### Assigned task
Without including any pictures, please copy every entry below exactly.

(Excerpts from an interface dataset)
----

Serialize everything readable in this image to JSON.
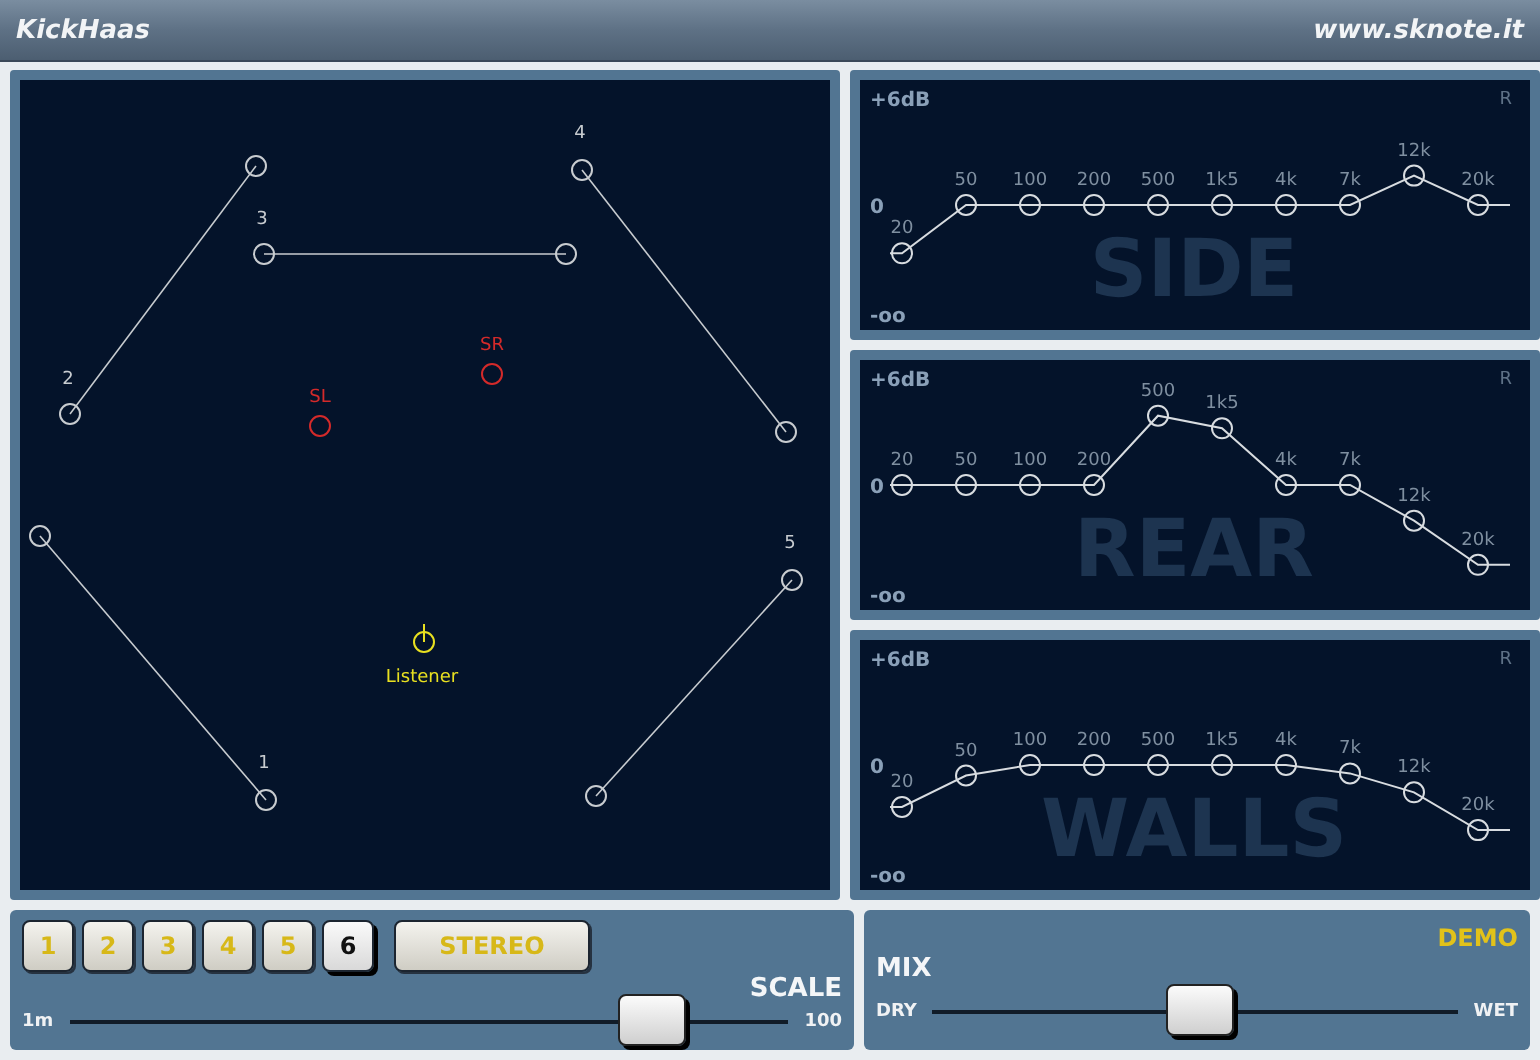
{
  "title_bar": {
    "app_name": "KickHaas",
    "website": "www.sknote.it"
  },
  "room": {
    "walls": [
      {
        "label": "1"
      },
      {
        "label": "2"
      },
      {
        "label": "3"
      },
      {
        "label": "4"
      },
      {
        "label": "5"
      }
    ],
    "sources": [
      {
        "label": "SL"
      },
      {
        "label": "SR"
      }
    ],
    "listener": {
      "label": "Listener"
    }
  },
  "eq_panels": [
    {
      "name": "SIDE",
      "top_label": "+6dB",
      "zero_label": "0",
      "bottom_label": "-oo",
      "corner_label": "R",
      "bands": [
        {
          "freq": "20",
          "level": 0.27
        },
        {
          "freq": "50",
          "level": 0.5
        },
        {
          "freq": "100",
          "level": 0.5
        },
        {
          "freq": "200",
          "level": 0.5
        },
        {
          "freq": "500",
          "level": 0.5
        },
        {
          "freq": "1k5",
          "level": 0.5
        },
        {
          "freq": "4k",
          "level": 0.5
        },
        {
          "freq": "7k",
          "level": 0.5
        },
        {
          "freq": "12k",
          "level": 0.64
        },
        {
          "freq": "20k",
          "level": 0.5
        }
      ]
    },
    {
      "name": "REAR",
      "top_label": "+6dB",
      "zero_label": "0",
      "bottom_label": "-oo",
      "corner_label": "R",
      "bands": [
        {
          "freq": "20",
          "level": 0.5
        },
        {
          "freq": "50",
          "level": 0.5
        },
        {
          "freq": "100",
          "level": 0.5
        },
        {
          "freq": "200",
          "level": 0.5
        },
        {
          "freq": "500",
          "level": 0.83
        },
        {
          "freq": "1k5",
          "level": 0.77
        },
        {
          "freq": "4k",
          "level": 0.5
        },
        {
          "freq": "7k",
          "level": 0.5
        },
        {
          "freq": "12k",
          "level": 0.33
        },
        {
          "freq": "20k",
          "level": 0.12
        }
      ]
    },
    {
      "name": "WALLS",
      "top_label": "+6dB",
      "zero_label": "0",
      "bottom_label": "-oo",
      "corner_label": "R",
      "bands": [
        {
          "freq": "20",
          "level": 0.3
        },
        {
          "freq": "50",
          "level": 0.45
        },
        {
          "freq": "100",
          "level": 0.5
        },
        {
          "freq": "200",
          "level": 0.5
        },
        {
          "freq": "500",
          "level": 0.5
        },
        {
          "freq": "1k5",
          "level": 0.5
        },
        {
          "freq": "4k",
          "level": 0.5
        },
        {
          "freq": "7k",
          "level": 0.46
        },
        {
          "freq": "12k",
          "level": 0.37
        },
        {
          "freq": "20k",
          "level": 0.19
        }
      ]
    }
  ],
  "presets": [
    {
      "label": "1",
      "selected": false
    },
    {
      "label": "2",
      "selected": false
    },
    {
      "label": "3",
      "selected": false
    },
    {
      "label": "4",
      "selected": false
    },
    {
      "label": "5",
      "selected": false
    },
    {
      "label": "6",
      "selected": true
    }
  ],
  "stereo_button": "STEREO",
  "scale": {
    "label": "SCALE",
    "min_label": "1m",
    "max_label": "100",
    "level": 0.81
  },
  "mix": {
    "badge": "DEMO",
    "label": "MIX",
    "min_label": "DRY",
    "max_label": "WET",
    "level": 0.51
  }
}
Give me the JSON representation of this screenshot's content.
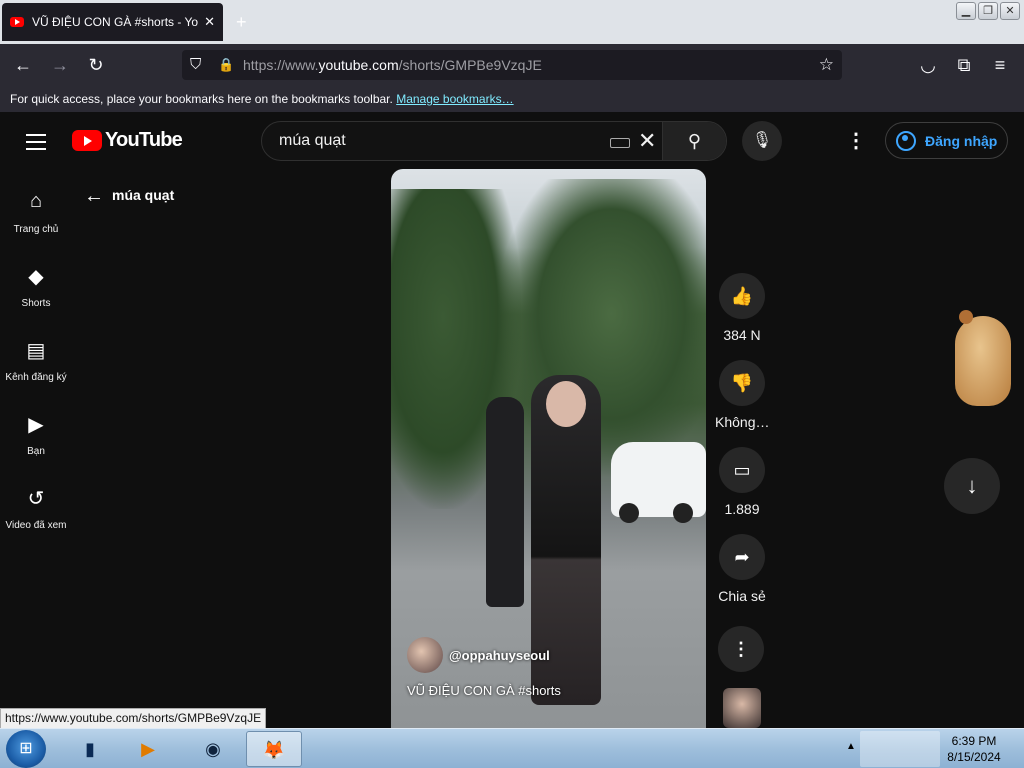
{
  "browser": {
    "tab_title": "VŨ ĐIỆU CON GÀ #shorts - YouTube",
    "tab_close": "✕",
    "new_tab": "+",
    "window_controls": [
      "▁",
      "❐",
      "✕"
    ],
    "back_icon": "←",
    "forward_icon": "→",
    "reload_icon": "↻",
    "url_prefix": "https://www.",
    "url_domain": "youtube.com",
    "url_path": "/shorts/GMPBe9VzqJE",
    "star_icon": "☆",
    "pocket_icon": "◡",
    "extensions_icon": "⧉",
    "menu_icon": "≡",
    "bookmarks_text": "For quick access, place your bookmarks here on the bookmarks toolbar.",
    "bookmarks_link": "Manage bookmarks…",
    "status_url": "https://www.youtube.com/shorts/GMPBe9VzqJE"
  },
  "youtube": {
    "logo_text": "YouTube",
    "search_query": "múa quạt",
    "clear_icon": "✕",
    "search_icon": "⚲",
    "mic_icon": "🎙",
    "more_icon": "⋮",
    "signin_label": "Đăng nhập",
    "sidebar": [
      {
        "icon": "⌂",
        "label": "Trang chủ"
      },
      {
        "icon": "◆",
        "label": "Shorts"
      },
      {
        "icon": "▤",
        "label": "Kênh đăng ký"
      },
      {
        "icon": "▶",
        "label": "Bạn"
      },
      {
        "icon": "↺",
        "label": "Video đã xem"
      }
    ],
    "back_arrow": "←",
    "query_title": "múa quạt",
    "video": {
      "channel": "@oppahuyseoul",
      "title": "VŨ ĐIỆU CON GÀ #shorts"
    },
    "actions": [
      {
        "icon": "👍",
        "count": "384 N"
      },
      {
        "icon": "👎",
        "count": "Không…"
      },
      {
        "icon": "▭",
        "count": "1.889"
      },
      {
        "icon": "➦",
        "count": "Chia sẻ"
      }
    ],
    "action_more": "⋮",
    "down_icon": "↓"
  },
  "taskbar": {
    "start_icon": "⊞",
    "apps": [
      {
        "icon": "▮"
      },
      {
        "icon": "▶"
      },
      {
        "icon": "◉"
      },
      {
        "icon": "🦊"
      }
    ],
    "tray_arrow": "▲",
    "time": "6:39 PM",
    "date": "8/15/2024"
  }
}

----

### Solution to this problem
Serialize everything readable in this image to JSON.
{
  "title_bar": {
    "app_name": "KickHaas",
    "website": "www.sknote.it"
  },
  "room": {
    "walls": [
      {
        "label": "1"
      },
      {
        "label": "2"
      },
      {
        "label": "3"
      },
      {
        "label": "4"
      },
      {
        "label": "5"
      }
    ],
    "sources": [
      {
        "label": "SL"
      },
      {
        "label": "SR"
      }
    ],
    "listener": {
      "label": "Listener"
    }
  },
  "eq_panels": [
    {
      "name": "SIDE",
      "top_label": "+6dB",
      "zero_label": "0",
      "bottom_label": "-oo",
      "corner_label": "R",
      "bands": [
        {
          "freq": "20",
          "level": 0.27
        },
        {
          "freq": "50",
          "level": 0.5
        },
        {
          "freq": "100",
          "level": 0.5
        },
        {
          "freq": "200",
          "level": 0.5
        },
        {
          "freq": "500",
          "level": 0.5
        },
        {
          "freq": "1k5",
          "level": 0.5
        },
        {
          "freq": "4k",
          "level": 0.5
        },
        {
          "freq": "7k",
          "level": 0.5
        },
        {
          "freq": "12k",
          "level": 0.64
        },
        {
          "freq": "20k",
          "level": 0.5
        }
      ]
    },
    {
      "name": "REAR",
      "top_label": "+6dB",
      "zero_label": "0",
      "bottom_label": "-oo",
      "corner_label": "R",
      "bands": [
        {
          "freq": "20",
          "level": 0.5
        },
        {
          "freq": "50",
          "level": 0.5
        },
        {
          "freq": "100",
          "level": 0.5
        },
        {
          "freq": "200",
          "level": 0.5
        },
        {
          "freq": "500",
          "level": 0.83
        },
        {
          "freq": "1k5",
          "level": 0.77
        },
        {
          "freq": "4k",
          "level": 0.5
        },
        {
          "freq": "7k",
          "level": 0.5
        },
        {
          "freq": "12k",
          "level": 0.33
        },
        {
          "freq": "20k",
          "level": 0.12
        }
      ]
    },
    {
      "name": "WALLS",
      "top_label": "+6dB",
      "zero_label": "0",
      "bottom_label": "-oo",
      "corner_label": "R",
      "bands": [
        {
          "freq": "20",
          "level": 0.3
        },
        {
          "freq": "50",
          "level": 0.45
        },
        {
          "freq": "100",
          "level": 0.5
        },
        {
          "freq": "200",
          "level": 0.5
        },
        {
          "freq": "500",
          "level": 0.5
        },
        {
          "freq": "1k5",
          "level": 0.5
        },
        {
          "freq": "4k",
          "level": 0.5
        },
        {
          "freq": "7k",
          "level": 0.46
        },
        {
          "freq": "12k",
          "level": 0.37
        },
        {
          "freq": "20k",
          "level": 0.19
        }
      ]
    }
  ],
  "presets": [
    {
      "label": "1",
      "selected": false
    },
    {
      "label": "2",
      "selected": false
    },
    {
      "label": "3",
      "selected": false
    },
    {
      "label": "4",
      "selected": false
    },
    {
      "label": "5",
      "selected": false
    },
    {
      "label": "6",
      "selected": true
    }
  ],
  "stereo_button": "STEREO",
  "scale": {
    "label": "SCALE",
    "min_label": "1m",
    "max_label": "100",
    "level": 0.81
  },
  "mix": {
    "badge": "DEMO",
    "label": "MIX",
    "min_label": "DRY",
    "max_label": "WET",
    "level": 0.51
  }
}
Give me the JSON representation of this screenshot's content.
{
  "browser": {
    "tab_title": "VŨ ĐIỆU CON GÀ #shorts - YouTube",
    "tab_close": "✕",
    "new_tab": "+",
    "window_controls": [
      "▁",
      "❐",
      "✕"
    ],
    "back_icon": "←",
    "forward_icon": "→",
    "reload_icon": "↻",
    "url_prefix": "https://www.",
    "url_domain": "youtube.com",
    "url_path": "/shorts/GMPBe9VzqJE",
    "star_icon": "☆",
    "pocket_icon": "◡",
    "extensions_icon": "⧉",
    "menu_icon": "≡",
    "bookmarks_text": "For quick access, place your bookmarks here on the bookmarks toolbar.",
    "bookmarks_link": "Manage bookmarks…",
    "status_url": "https://www.youtube.com/shorts/GMPBe9VzqJE"
  },
  "youtube": {
    "logo_text": "YouTube",
    "search_query": "múa quạt",
    "clear_icon": "✕",
    "search_icon": "⚲",
    "mic_icon": "🎙",
    "more_icon": "⋮",
    "signin_label": "Đăng nhập",
    "sidebar": [
      {
        "icon": "⌂",
        "label": "Trang chủ"
      },
      {
        "icon": "◆",
        "label": "Shorts"
      },
      {
        "icon": "▤",
        "label": "Kênh đăng ký"
      },
      {
        "icon": "▶",
        "label": "Bạn"
      },
      {
        "icon": "↺",
        "label": "Video đã xem"
      }
    ],
    "back_arrow": "←",
    "query_title": "múa quạt",
    "video": {
      "channel": "@oppahuyseoul",
      "title": "VŨ ĐIỆU CON GÀ #shorts"
    },
    "actions": [
      {
        "icon": "👍",
        "count": "384 N"
      },
      {
        "icon": "👎",
        "count": "Không…"
      },
      {
        "icon": "▭",
        "count": "1.889"
      },
      {
        "icon": "➦",
        "count": "Chia sẻ"
      }
    ],
    "action_more": "⋮",
    "down_icon": "↓"
  },
  "taskbar": {
    "start_icon": "⊞",
    "apps": [
      {
        "icon": "▮"
      },
      {
        "icon": "▶"
      },
      {
        "icon": "◉"
      },
      {
        "icon": "🦊"
      }
    ],
    "tray_arrow": "▲",
    "time": "6:39 PM",
    "date": "8/15/2024"
  }
}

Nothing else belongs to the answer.